Tolerance is in fact a key word in Holyoake’s universe, as Yeo expounds it. Union (not to be confused with uniformity or lack of difference) is another. What Yeo is particularly keen to put under the spotlight is the moral and ethical underpinnings of Holyoake’s life, and indeed of the early co-op movement more generally. “Reading Holyoake I have been struck by the bold, philosophical-moral, rather than short-term, business-history view which co-operators took of their movement in his day,” Yeo writes at one point.
Yeo also highlights the fundamental achievement of the early co-operative movement in creating its own successful democratic associations in the here and now, not waiting for legislative reform from a far-off Parliament or perhaps for the all-at-once day of revolution to arrive.

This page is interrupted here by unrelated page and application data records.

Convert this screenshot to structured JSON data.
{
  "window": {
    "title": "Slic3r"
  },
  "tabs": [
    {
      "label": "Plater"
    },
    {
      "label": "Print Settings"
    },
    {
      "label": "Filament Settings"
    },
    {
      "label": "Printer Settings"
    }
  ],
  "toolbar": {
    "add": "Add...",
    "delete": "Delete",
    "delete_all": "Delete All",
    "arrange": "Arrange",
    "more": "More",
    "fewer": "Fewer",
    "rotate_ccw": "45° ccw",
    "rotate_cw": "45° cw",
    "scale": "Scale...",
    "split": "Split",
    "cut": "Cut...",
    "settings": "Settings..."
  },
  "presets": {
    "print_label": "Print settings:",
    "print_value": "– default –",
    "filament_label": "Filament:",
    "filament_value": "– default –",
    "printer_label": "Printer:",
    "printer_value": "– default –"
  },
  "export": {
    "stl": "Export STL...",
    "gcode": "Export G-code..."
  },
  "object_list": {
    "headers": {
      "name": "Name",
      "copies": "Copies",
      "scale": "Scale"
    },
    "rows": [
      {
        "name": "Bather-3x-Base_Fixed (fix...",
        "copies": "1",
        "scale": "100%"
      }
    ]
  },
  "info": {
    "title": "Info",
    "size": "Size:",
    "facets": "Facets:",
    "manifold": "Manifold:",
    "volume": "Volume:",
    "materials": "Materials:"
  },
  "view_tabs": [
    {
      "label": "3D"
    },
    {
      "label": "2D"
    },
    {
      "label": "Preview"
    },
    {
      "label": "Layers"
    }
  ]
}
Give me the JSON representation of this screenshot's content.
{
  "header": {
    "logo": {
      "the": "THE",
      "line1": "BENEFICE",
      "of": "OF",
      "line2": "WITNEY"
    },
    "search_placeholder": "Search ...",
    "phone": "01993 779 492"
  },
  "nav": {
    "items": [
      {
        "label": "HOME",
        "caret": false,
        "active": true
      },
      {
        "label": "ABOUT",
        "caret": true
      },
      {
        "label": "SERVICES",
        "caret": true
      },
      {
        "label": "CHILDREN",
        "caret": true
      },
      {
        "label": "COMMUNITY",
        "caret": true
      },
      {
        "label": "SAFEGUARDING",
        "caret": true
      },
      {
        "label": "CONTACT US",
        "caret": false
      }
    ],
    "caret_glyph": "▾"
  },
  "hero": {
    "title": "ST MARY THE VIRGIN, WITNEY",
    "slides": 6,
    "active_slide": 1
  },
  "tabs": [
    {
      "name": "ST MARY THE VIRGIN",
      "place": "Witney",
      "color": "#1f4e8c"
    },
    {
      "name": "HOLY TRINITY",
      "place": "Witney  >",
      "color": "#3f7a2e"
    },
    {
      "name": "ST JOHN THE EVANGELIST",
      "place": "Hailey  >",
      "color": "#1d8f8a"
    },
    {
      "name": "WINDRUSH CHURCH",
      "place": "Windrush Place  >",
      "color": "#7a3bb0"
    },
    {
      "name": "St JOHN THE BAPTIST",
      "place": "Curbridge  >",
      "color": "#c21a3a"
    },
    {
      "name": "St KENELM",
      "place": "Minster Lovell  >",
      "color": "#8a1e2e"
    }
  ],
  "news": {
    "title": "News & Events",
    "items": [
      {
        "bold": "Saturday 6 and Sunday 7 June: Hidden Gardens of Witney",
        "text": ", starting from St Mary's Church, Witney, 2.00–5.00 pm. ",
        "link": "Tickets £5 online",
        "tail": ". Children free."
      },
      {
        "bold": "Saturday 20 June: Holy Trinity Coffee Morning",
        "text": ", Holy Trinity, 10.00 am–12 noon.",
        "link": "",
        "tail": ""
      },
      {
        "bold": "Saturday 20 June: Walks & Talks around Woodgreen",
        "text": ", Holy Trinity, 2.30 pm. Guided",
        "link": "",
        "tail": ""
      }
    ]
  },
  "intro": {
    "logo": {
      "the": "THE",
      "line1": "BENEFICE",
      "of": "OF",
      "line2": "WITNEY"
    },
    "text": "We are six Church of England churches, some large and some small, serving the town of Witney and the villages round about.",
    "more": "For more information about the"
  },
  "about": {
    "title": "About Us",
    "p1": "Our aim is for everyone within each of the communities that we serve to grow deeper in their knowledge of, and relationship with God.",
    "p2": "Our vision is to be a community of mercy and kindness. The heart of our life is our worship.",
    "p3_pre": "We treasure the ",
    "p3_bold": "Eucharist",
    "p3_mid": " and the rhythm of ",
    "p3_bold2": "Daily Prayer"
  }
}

“Twenty-first century radicals cannot be reminded enough of the ‘great organisation(s) outside Parliament’ which working people bequeathed to them a century ago, and of the ethic or spirit which brought them into being,” writes Yeo. This is what he refers to as the spirit of ‘associationism’, something which in its impulse meant much more than the running of a local co-operative grocery.
“The extraordinary ambition behind the ‘associated efforts’ of relatively small co-ops working within the Rochdale tradition gets increasingly hard for modern consumer co-operators to remember,” Yeo says at another point in his book.
We are, in fact, homing in here on Yeo’s main impulse behind his book on Holyoake. He is looking to Holyoake to help him rediscover the roots of a radical British tradition, “an unfinished associational-socialist alternative to the Marxist revolutionary tradition”, to see if it can be rebuilt today as an alternative to an overly state-centric approach to radical change. Yeo’s title for the book (the first of a series of three which promise to explore ‘a history of Association, Co-operation and Education for an un-Statist Socialism in 19th and 20th century Britain’) is a Useable Past? The question mark is there to suggest that this is an exploration of whether indeed that history is relevant today – although you feel that, as far as Yeo himself is concerned, the question mark is redundant. For him, there is much to take from co-operation, and from Holyoake’s life, which is very much of value today.
Daringly – not only because of Holyoake’s conventional associations with secularism but also because ‘religion’ is not necessarily a term much discussed among radicals today – Yeo ends his book by exploring in more detail whether we can meaningfully speak of a ‘religion of co-operation’, either in Holyoake’s time or (potentially) today and in the future. Yeo here is exploring fascinating ground which he researched very much earlier in his career. ‘Religion’, in Yeo’s work on Holyoake, is I think being defined by him not as any form of deism but rather as a codification of moral values and humanist beliefs. While I am not sure I am personally convinced of the value of talking of a ‘religion of co-operation’ I do understand the issues Yeo is trying to raise in this part of his book. Yeo ponders whether there is a future in ‘a benign, this-worldly ‘religion’, based on traditional co-operative principles.
This is not, therefore, a conventional biography of Holyoake, nor even a systematic overview of the main issues focused on by Holyoake during his very long life. It is rather a book exploring answers to the question Yeo poses almost at the end of the final chapter: Could moral idealism be unearthed once more, as one of the buried assets of the co-operative movement?
Author: Professor Stephen Yeo